I did a soda taste test thing for a marketing company. I learned that I actually don’t like Coke Zero. I scored it the lowest out of all the sodas in the blind taste test… Orange scored hire and I HATE orange.
I’ve done it occasionally. I view it as a way to get what I want. Questions are often poorly written and the people doing the polling can’t tell you what the intent of the question is, so you have to guess and move on. Don’t complain when the research is all done on lonely old people with dementia if you never take polls, because they do.
I’ve done 2 market research studies where I went downtown and chatted for an hour and a half about something. I got paid $150 for each one. One was for cars and the other was for gum. I don’t think I was too useful for the car one, they were looking for people in the Ford Fusion market, I own a Ford Focus (lower class) but the screener got me in anyhow. It was obvious I wasn’t who they were looking for, it was a lot of women who owned Accords and talking about wanting a car good enough for clients and the valet. Someone even suggested Oprah as a celebrity endorsement. But the gum one was tons of fun.
Anyhow, I was a big fan of market research on those days. I told them to please keep me on their list.
The only telephone surveys I will take are political voter polls. One auto-poller called me twice in 10 minutes last year - the second time through was very quick because I didn’t have to listen to the full questions.
I don’t receive a lot of phone solicitations because I consistently say, remove me from your list, and they are required to do so by law. Do this for a couple of years and you will see the number of phone pitches drop dramatically. I used to just say, I don’t want anything by phone, and that did nothing to reduce calls.
I do take a lot of online surveys at work. These are quick and there are often prizes to be won. In the past five years I have won a $500 gift card, a $250 gift card and an iPod by taking these surveys.
My own company also surveys employees regularly to determine the effectiveness of different services, benefits, programs, etc. We changed healthcare insurers because of bad feedback (yay!). This may not qualify in your mind as market research, but it does in mind.
So no, there’s nothing inherently bad about market research, but phone solicitors disguised as market researchers (the movie-trailer gambit is one of these) are devil-spawned.

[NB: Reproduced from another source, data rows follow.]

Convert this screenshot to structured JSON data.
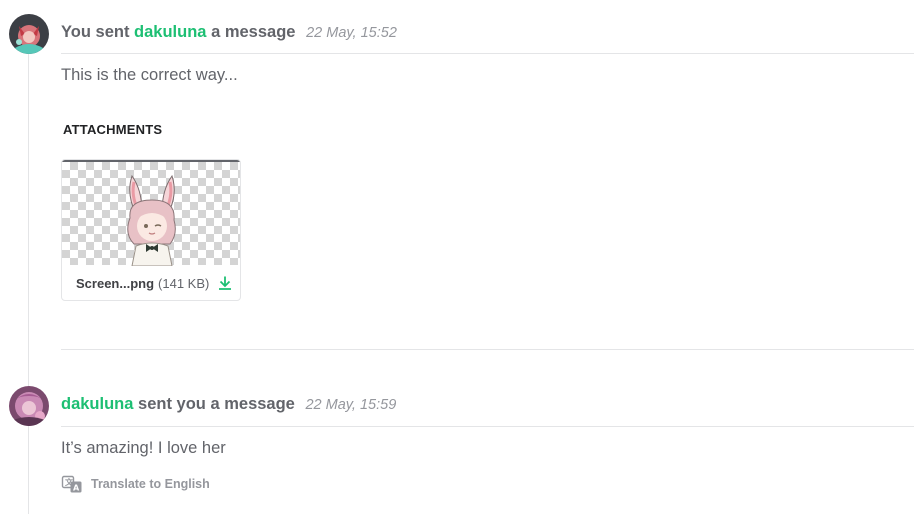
{
  "messages": [
    {
      "prefix": "You sent",
      "name": "dakuluna",
      "suffix": "a message",
      "timestamp": "22 May, 15:52",
      "body": "This is the correct way...",
      "attachments_title": "ATTACHMENTS",
      "attachment": {
        "file_name": "Screen...png",
        "file_size": "(141 KB)",
        "download_icon": "download-icon"
      }
    },
    {
      "name": "dakuluna",
      "suffix": "sent you a message",
      "timestamp": "22 May, 15:59",
      "body": "It’s amazing! I love her",
      "translate_label": "Translate to English",
      "translate_icon": "translate-icon"
    }
  ],
  "colors": {
    "accent": "#1dbf73",
    "text": "#62646a",
    "muted": "#95979d",
    "divider": "#e4e5e7"
  }
}
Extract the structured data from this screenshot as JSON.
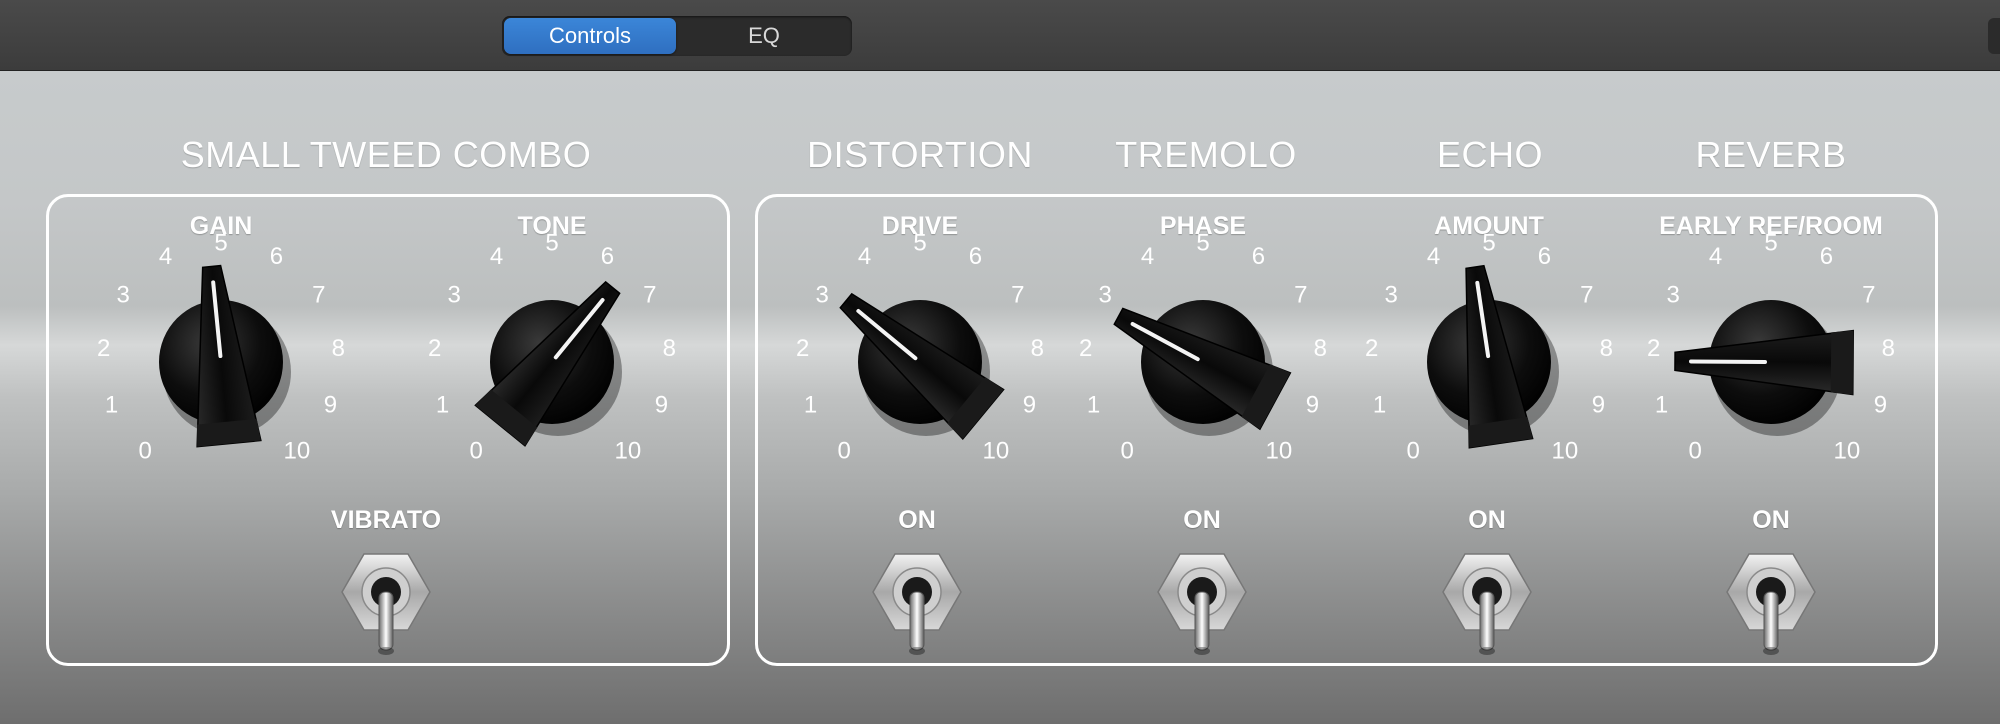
{
  "tabs": [
    {
      "label": "Controls",
      "active": true
    },
    {
      "label": "EQ",
      "active": false
    }
  ],
  "sections": {
    "amp": "SMALL TWEED COMBO",
    "distortion": "DISTORTION",
    "tremolo": "TREMOLO",
    "echo": "ECHO",
    "reverb": "REVERB"
  },
  "knobs": [
    {
      "id": "gain",
      "label": "GAIN",
      "value": 4.8
    },
    {
      "id": "tone",
      "label": "TONE",
      "value": 6.4
    },
    {
      "id": "drive",
      "label": "DRIVE",
      "value": 3.2
    },
    {
      "id": "phase",
      "label": "PHASE",
      "value": 2.8
    },
    {
      "id": "amount",
      "label": "AMOUNT",
      "value": 4.7
    },
    {
      "id": "early-ref-room",
      "label": "EARLY REF/ROOM",
      "value": 1.8
    }
  ],
  "scale": [
    "0",
    "1",
    "2",
    "3",
    "4",
    "5",
    "6",
    "7",
    "8",
    "9",
    "10"
  ],
  "switches": [
    {
      "id": "vibrato",
      "label": "VIBRATO"
    },
    {
      "id": "distortion",
      "label": "ON"
    },
    {
      "id": "tremolo",
      "label": "ON"
    },
    {
      "id": "echo",
      "label": "ON"
    },
    {
      "id": "reverb",
      "label": "ON"
    }
  ],
  "colors": {
    "accent": "#2f74c8",
    "label": "#ffffff",
    "knob": "#0a0a0a"
  }
}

I don’t mind market research as long as it’s compensated. I do some online surveys (with reputable organizations). All totaled I’ve made a few hundred bucks. Was it worth the time? Not really, but I largely did them at work during downtime anyway, so meh. I also once got pulled in by one of those places in the mall (since closed) and did a few studies. Made a few bucks and got a free take ‘n’ bake lasagna out of it.
I never participate in studies for drawing entries or otherwise uncompensated, or of course if they’re trying to sell you something.

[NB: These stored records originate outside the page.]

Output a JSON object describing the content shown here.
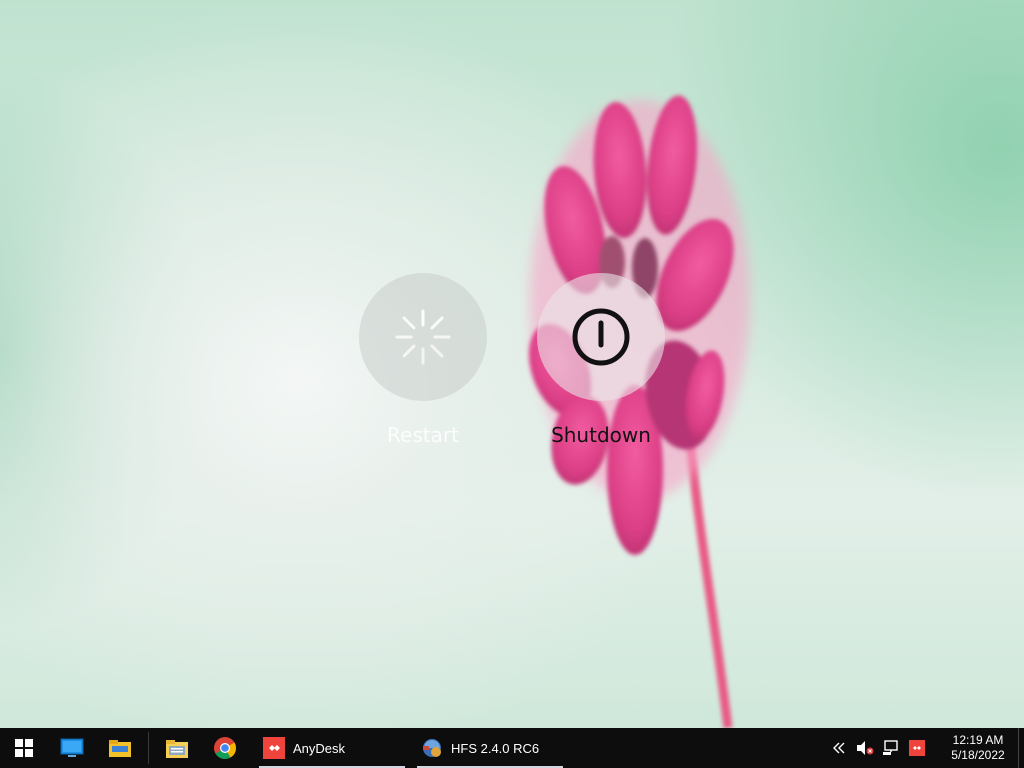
{
  "power_menu": {
    "restart_label": "Restart",
    "shutdown_label": "Shutdown",
    "restart_icon": "loading-spinner-icon",
    "shutdown_icon": "power-icon"
  },
  "taskbar": {
    "start_icon": "windows-logo-icon",
    "pinned": [
      {
        "name": "desktop-icon"
      },
      {
        "name": "file-explorer-icon"
      },
      {
        "name": "folder-icon"
      },
      {
        "name": "chrome-icon"
      }
    ],
    "apps": [
      {
        "label": "AnyDesk",
        "icon": "anydesk-icon"
      },
      {
        "label": "HFS 2.4.0 RC6",
        "icon": "hfs-icon"
      }
    ],
    "tray": {
      "overflow_icon": "chevron-left-icon",
      "volume_icon": "volume-muted-icon",
      "network_icon": "network-icon",
      "anydesk_icon": "anydesk-tray-icon"
    },
    "clock": {
      "time": "12:19 AM",
      "date": "5/18/2022"
    }
  },
  "colors": {
    "taskbar_bg": "#0d0d0d",
    "anydesk_red": "#ef443b",
    "flower_pink": "#e0468a"
  }
}
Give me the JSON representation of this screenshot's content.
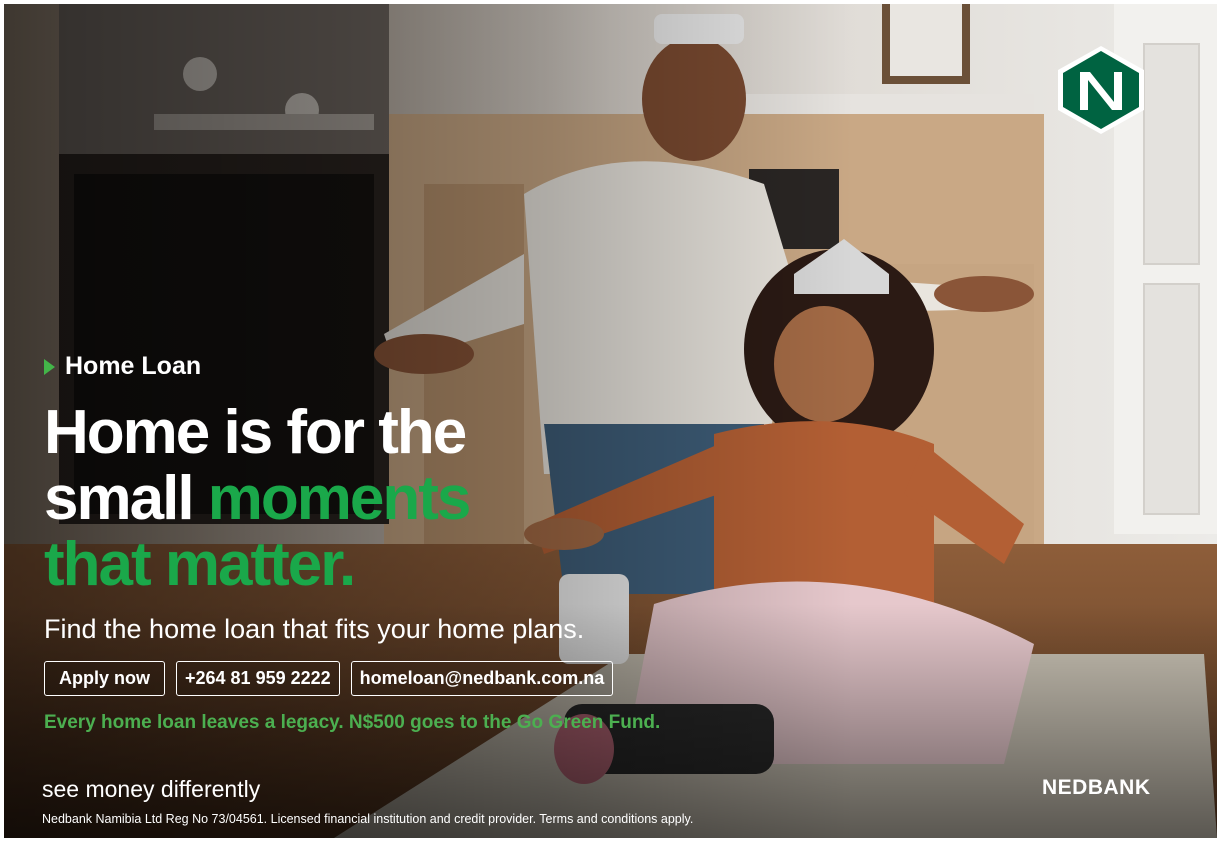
{
  "ad": {
    "eyebrow": "Home Loan",
    "headline": {
      "line1": "Home is for the",
      "line2_white": "small",
      "line2_green": "moments",
      "line3": "that matter."
    },
    "subline": "Find the home loan that fits your home plans.",
    "cta": {
      "apply": "Apply now",
      "phone": "+264 81 959 2222",
      "email": "homeloan@nedbank.com.na"
    },
    "legacy": "Every home loan leaves a legacy. N$500 goes to the Go Green Fund.",
    "tagline": "see money differently",
    "brand": "NEDBANK",
    "legal": "Nedbank Namibia Ltd Reg No 73/04561. Licensed financial institution and credit provider. Terms and conditions apply.",
    "colors": {
      "brand_green": "#006341",
      "accent_green": "#1aa84a",
      "legacy_green": "#4caf50"
    },
    "icons": {
      "logo": "nedbank-n-logo-icon",
      "bullet": "triangle-bullet-icon"
    }
  }
}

Is it evil? Nah. Companies want to find out how to sell to you and what people like. I’ve taken market research studies for colossally bad food products and I’m sure they saved money by having people say “eww, gross”. I also had one really satisfying experience ripping a company to shreds. They asked about DRM after a big, famous incident and the questions were along the lines of “we hope you’ll tell us you don’t know or care what DRM is”. I filled it all out, hoping that there would be an open-ended question. There was, and I wrote a long, detailed, reasoned but angry screed about how I was directly affected, precisely in their target market, and a frequent customer, and how I will never purchase from that company again. I’d like to hope that some choice quotes from that missive made it onto a Powerpoint presentation for the execs.